There is nothing I can do about the few rotten ones but I can put the onions that are just beginning to soften in the dehydrator before they are lost and make dried onions. They are great on beef roast and in chicken noodle soup. They add an intensity that fresh onions don't.
I tried a new kind of onion in my garden last year and I have to say they kept longer than any other I've ever grown. Good thing I kept the receipt from last years order because I would not have remembered which kind they were, Big Daddy. I of course ordered some more.

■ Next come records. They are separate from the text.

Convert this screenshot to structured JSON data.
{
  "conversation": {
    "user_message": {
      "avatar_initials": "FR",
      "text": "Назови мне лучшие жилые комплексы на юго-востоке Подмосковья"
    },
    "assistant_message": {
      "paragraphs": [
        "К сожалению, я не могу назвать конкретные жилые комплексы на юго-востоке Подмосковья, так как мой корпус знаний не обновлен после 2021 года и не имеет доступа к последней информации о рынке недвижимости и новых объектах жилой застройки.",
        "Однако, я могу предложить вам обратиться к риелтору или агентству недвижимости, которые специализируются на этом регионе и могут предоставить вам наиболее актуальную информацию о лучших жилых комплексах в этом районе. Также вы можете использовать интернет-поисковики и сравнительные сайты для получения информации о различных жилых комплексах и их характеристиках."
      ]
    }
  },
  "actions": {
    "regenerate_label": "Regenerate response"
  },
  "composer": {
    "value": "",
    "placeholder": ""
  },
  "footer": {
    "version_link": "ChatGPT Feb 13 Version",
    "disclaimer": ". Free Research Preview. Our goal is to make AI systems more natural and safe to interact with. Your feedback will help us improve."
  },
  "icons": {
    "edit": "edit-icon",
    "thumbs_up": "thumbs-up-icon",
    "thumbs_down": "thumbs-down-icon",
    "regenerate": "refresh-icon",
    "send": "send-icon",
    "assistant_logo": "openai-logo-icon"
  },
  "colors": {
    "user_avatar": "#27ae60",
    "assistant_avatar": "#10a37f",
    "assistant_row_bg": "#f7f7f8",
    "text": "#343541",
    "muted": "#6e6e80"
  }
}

They are transplants as they seem to do best for me. Upon arrival, they are the baby onion with a shoot of green on top in case some of you are wondering. Not all seed catalogues offer them. The little onion ball that you normally see at the grocery store and in most catalogues just isn't my friend. Some do develop into full sized onions but some go straight to seed and skip making a full sized onion.
But right now I have to deal with last years and though I try to not be wasteful, for I equate that to being ungrateful, I'm not going to use the onion skins to dye wool with. I just don't particularly like the shade of yellow that onion skins create. Call me picky but I like a more intense yellow color. Yes, as you can guess I have dyed with onions, once. But just as I say that I'm off to the Internet and see that others do get some pretty colors. Knowledge is everything and apparently I didn't know what I was doing, Imagine that.
You've probably guessed that I have another experiment in the works. This weekend I'm planting in a pot this nice large yellow Big Daddy onion with the green sprouts. There were others to choose from but this was the only one of large size that the bulb was still firm with a large sprout. I'm guessing that is good. I don't really know.
This little purple onion on the right will also go into a pot. It wasn't the largest purple onion I grew last year but it is the largest one left. It was a grab at a grocery store thing so I don't have the foggiest idea what kind it is. I do know it was an excellent storing onion so I'll just give it a try. The little bulbs did just as I told you they would for me last summer and some grew to full size, some didn't really do a thing, and some attempted to go to seed but they didn't quite do that well either.
If all works then growing them in the house will allow me to control their environment and hopefully learn to pollinate them myself. Controlling the type of offspring, ones true to the parent plant. That is the problem with growing them outside. They will cross pollinate.